We can envisage a society where everyone is caring for one another, everyone can contribute and participate, rather than blaming one another for the ills of a society caused by a flawed economy, backed only by the myth that funds are non existent. And this vision can be realised by a Labour government, determined to ensure an economy which really works for the many, not the few.

This was realised by the 1945 Labour government after the war, when despite the ravages of war, and rationing, there was investment in people, providing an NHS, homes for all and the welfare state, providing a safety net for all of us in times of misfortune. It was possible then because people came together with a strong will to build a better society. The people had seen the effects of divided people, greed, and mistrust. People came together by a united will for peace. And it worked. A whole generation benefitted from opportunities never seen before in their families.

The right wing media frequently use a Shock Doctrine to keep people fearful and divided. Deprivation and fear can mean people look to blame each other rather than see it is caused by the flawed and unjust system and so hold back from change . This is why scare tactics are used by the wealthy establishment, reinforced by the right wing media who repeat the same adages so often they believe them to be true.

But as we have seen, out of adversity, out of fear and desperation, comes a determination to change society for the better for us all. We cannot afford to carry on with an economy which is leaving people homeless, dying on our streets, leaving children hungry. We cannot afford an economy which benefits the few, and not the many.

 

At Labour Party Conference 2017, Naomi Klein said:

“Moments of crisis do not have to go the Shock Doctrine route – they do not need to become opportunities for the already obscenely wealthy to grab still more.

They can also go the opposite way.

They can be moments when we find our best selves….. when we locate reserves of strength and focus we never knew we had.

We see it at the grassroots level every time disaster strikes.

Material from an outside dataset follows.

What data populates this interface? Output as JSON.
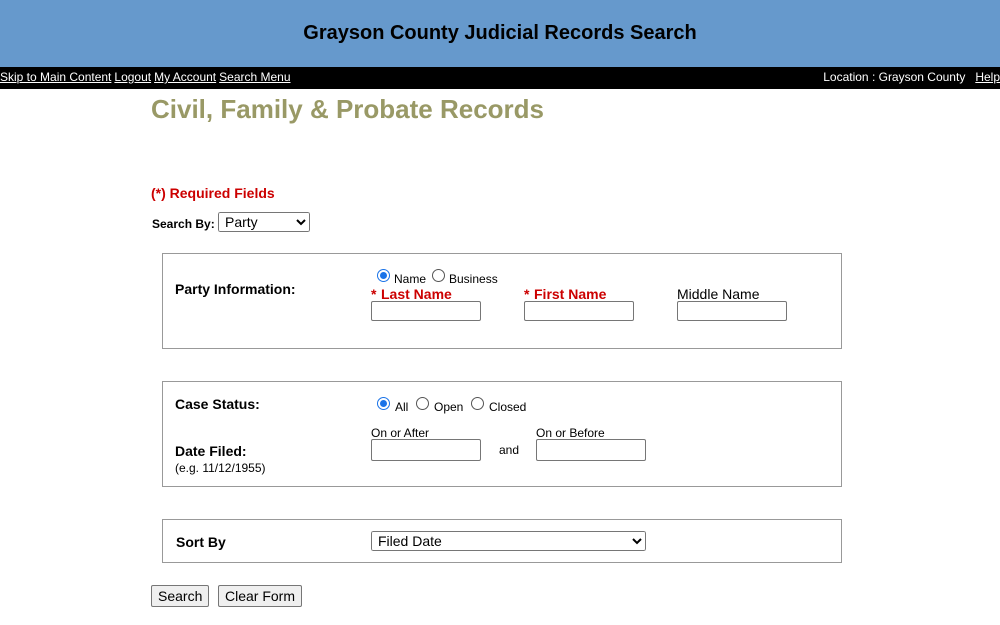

We all witnessed it in the aftermath of the Grenfell Tower catastrophe.”

When we witness the potential of humanity, of hope and determination, we know we can achieve a better society.  We can afford a better society, and to make better use resources at our disposal.

There is so much potential in the people of Britain, and of the wider world.

We can’t afford not to use it. We can’t afford to waste any more lives.